## Task description
Copy, from the material below, each line where "JSON" shows up.

## Data for this task
════════

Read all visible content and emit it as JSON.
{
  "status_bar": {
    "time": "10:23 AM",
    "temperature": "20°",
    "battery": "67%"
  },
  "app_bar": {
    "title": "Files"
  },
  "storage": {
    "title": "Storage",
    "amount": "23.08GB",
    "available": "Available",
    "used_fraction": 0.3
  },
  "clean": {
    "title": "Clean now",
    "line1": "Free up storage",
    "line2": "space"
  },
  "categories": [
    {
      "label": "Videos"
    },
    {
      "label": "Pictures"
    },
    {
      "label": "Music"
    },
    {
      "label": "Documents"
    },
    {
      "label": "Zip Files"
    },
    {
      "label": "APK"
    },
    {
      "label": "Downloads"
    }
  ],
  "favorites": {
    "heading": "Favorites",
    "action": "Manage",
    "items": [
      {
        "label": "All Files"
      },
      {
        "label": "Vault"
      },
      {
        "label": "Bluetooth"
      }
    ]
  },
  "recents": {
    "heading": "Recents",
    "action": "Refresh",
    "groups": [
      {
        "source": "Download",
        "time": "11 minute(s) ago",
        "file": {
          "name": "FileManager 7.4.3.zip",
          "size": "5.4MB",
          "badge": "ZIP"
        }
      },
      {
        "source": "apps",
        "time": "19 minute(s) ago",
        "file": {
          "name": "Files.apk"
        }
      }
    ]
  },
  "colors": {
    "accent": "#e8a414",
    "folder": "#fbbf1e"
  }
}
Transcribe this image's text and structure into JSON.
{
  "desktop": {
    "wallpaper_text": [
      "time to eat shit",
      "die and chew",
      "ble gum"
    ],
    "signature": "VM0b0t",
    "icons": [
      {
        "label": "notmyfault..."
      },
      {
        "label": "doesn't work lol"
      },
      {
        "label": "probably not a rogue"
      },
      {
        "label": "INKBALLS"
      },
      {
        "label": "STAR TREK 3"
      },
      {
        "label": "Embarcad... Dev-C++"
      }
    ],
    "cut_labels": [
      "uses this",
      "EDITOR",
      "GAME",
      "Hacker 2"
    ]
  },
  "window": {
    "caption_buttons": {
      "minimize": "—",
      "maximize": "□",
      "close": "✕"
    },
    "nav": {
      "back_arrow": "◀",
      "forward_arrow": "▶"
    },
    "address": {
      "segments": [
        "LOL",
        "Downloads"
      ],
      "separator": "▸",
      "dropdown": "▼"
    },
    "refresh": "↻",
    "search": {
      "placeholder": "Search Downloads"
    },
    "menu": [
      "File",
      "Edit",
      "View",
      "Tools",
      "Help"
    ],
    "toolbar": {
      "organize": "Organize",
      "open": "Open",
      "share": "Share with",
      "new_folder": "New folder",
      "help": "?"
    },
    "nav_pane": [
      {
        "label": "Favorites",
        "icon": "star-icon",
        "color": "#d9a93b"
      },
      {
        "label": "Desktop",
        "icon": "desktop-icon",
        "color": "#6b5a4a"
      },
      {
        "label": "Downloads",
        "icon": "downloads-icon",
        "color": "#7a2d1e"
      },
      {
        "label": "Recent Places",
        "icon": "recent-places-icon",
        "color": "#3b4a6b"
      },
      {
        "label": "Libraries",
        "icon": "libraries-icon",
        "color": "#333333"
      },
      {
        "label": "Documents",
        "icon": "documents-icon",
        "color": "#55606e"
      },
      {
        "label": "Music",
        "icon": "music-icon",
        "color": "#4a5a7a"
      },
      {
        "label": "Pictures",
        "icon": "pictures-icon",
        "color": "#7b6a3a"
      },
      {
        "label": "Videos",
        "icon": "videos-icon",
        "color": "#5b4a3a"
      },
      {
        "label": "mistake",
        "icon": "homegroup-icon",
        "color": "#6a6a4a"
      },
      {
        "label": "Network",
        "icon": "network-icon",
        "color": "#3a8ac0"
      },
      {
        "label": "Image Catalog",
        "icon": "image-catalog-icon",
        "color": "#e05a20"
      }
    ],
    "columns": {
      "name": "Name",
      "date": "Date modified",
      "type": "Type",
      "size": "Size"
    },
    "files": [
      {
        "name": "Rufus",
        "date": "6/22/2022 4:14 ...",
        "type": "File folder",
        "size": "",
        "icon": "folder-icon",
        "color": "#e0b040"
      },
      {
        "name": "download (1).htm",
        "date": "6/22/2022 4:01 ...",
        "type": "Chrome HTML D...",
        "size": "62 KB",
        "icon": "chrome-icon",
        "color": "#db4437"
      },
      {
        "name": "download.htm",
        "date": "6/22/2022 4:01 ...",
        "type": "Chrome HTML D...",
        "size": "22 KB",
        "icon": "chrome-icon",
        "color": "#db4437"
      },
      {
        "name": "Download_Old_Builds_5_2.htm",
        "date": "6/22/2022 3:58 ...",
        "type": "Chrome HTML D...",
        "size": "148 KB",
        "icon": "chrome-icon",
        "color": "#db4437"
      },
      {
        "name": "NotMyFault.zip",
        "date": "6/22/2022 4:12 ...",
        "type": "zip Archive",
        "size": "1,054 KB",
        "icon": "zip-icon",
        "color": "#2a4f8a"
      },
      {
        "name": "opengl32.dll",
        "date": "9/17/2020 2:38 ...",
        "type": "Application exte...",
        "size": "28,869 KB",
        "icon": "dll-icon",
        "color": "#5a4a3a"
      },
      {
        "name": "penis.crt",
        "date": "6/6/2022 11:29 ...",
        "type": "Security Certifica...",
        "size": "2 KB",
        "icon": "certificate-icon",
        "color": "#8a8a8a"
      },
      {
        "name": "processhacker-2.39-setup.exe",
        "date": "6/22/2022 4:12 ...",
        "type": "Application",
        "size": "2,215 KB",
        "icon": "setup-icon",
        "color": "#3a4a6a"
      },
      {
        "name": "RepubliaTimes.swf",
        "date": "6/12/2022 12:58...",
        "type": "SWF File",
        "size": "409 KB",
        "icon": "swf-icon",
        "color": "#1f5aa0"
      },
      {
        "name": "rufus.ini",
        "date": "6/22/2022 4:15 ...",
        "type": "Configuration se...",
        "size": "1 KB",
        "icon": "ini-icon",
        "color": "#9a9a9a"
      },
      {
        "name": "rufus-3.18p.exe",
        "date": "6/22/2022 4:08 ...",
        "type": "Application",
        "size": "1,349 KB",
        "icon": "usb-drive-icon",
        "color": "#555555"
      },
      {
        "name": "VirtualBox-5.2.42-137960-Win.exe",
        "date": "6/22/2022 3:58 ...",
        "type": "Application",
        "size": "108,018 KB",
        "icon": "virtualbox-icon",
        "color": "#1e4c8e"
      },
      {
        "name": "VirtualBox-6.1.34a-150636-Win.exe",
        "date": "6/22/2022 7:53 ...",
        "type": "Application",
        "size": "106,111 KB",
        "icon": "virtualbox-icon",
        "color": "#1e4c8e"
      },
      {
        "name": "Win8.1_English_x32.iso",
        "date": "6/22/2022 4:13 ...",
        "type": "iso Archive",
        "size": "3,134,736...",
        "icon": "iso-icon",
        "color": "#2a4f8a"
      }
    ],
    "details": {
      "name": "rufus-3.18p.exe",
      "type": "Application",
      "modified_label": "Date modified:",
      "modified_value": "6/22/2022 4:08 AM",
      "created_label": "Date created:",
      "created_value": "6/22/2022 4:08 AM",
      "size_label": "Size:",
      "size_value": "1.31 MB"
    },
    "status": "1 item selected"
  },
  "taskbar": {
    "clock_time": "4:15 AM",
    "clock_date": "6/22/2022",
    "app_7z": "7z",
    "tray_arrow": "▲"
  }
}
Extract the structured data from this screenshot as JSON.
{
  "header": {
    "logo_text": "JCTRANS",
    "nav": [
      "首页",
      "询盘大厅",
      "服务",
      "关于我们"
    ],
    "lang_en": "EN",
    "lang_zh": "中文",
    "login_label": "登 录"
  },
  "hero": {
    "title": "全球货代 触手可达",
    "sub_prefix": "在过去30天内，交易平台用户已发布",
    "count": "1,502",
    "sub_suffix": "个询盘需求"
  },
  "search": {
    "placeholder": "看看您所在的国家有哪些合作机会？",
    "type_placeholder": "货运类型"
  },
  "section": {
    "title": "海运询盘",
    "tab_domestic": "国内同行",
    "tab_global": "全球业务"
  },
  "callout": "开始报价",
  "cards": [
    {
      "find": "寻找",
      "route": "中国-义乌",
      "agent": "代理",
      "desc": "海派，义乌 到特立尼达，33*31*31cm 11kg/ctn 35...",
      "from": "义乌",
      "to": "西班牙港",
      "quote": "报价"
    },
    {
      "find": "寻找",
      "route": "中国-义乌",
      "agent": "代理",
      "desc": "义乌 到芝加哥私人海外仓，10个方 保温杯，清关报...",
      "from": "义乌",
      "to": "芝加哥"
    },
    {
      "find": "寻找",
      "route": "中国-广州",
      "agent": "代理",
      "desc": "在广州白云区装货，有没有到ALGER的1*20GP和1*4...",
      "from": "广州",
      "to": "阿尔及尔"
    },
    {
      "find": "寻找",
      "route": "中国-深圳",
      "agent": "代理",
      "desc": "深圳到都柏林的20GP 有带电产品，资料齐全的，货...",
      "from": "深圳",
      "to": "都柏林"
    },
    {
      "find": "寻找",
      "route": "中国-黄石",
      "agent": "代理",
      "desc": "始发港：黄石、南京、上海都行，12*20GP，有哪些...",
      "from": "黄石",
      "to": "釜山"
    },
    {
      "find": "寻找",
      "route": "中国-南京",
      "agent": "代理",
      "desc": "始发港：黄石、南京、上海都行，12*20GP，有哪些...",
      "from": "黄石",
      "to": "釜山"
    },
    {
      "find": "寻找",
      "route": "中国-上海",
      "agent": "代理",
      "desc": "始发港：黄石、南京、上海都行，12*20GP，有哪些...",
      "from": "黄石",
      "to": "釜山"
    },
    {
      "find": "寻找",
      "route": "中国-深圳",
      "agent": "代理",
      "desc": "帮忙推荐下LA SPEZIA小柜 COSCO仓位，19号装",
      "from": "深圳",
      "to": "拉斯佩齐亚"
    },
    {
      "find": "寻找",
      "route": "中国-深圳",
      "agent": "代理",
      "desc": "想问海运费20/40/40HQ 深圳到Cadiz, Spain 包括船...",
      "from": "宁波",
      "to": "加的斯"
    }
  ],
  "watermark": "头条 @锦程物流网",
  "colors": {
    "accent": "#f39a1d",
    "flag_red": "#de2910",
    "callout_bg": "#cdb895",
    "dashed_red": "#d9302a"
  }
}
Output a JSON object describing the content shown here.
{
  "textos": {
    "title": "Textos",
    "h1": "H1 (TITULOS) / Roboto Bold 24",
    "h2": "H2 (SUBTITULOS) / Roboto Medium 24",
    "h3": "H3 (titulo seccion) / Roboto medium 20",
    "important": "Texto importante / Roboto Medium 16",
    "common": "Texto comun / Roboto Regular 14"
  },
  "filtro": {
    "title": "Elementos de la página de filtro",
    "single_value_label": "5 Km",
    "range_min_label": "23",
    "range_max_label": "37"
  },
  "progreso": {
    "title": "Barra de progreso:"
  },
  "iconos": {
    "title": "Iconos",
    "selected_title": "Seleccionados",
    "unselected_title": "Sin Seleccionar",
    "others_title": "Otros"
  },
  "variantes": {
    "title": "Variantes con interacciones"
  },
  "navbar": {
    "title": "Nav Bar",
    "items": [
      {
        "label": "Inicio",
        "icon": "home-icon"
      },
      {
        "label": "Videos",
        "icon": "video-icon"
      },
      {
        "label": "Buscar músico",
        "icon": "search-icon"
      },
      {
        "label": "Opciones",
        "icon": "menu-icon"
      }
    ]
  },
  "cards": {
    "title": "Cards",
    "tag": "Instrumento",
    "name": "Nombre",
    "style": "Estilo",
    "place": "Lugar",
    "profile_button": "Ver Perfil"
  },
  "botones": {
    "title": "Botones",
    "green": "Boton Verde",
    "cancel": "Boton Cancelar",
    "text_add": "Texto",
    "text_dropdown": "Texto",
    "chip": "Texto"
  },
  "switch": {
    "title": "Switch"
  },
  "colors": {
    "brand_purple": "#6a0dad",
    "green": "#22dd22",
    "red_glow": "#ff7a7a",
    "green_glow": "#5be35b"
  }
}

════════

## Task result
Read all visible content and emit it as JSON.
Transcribe this image's text and structure into JSON.
Extract the structured data from this screenshot as JSON.
Output a JSON object describing the content shown here.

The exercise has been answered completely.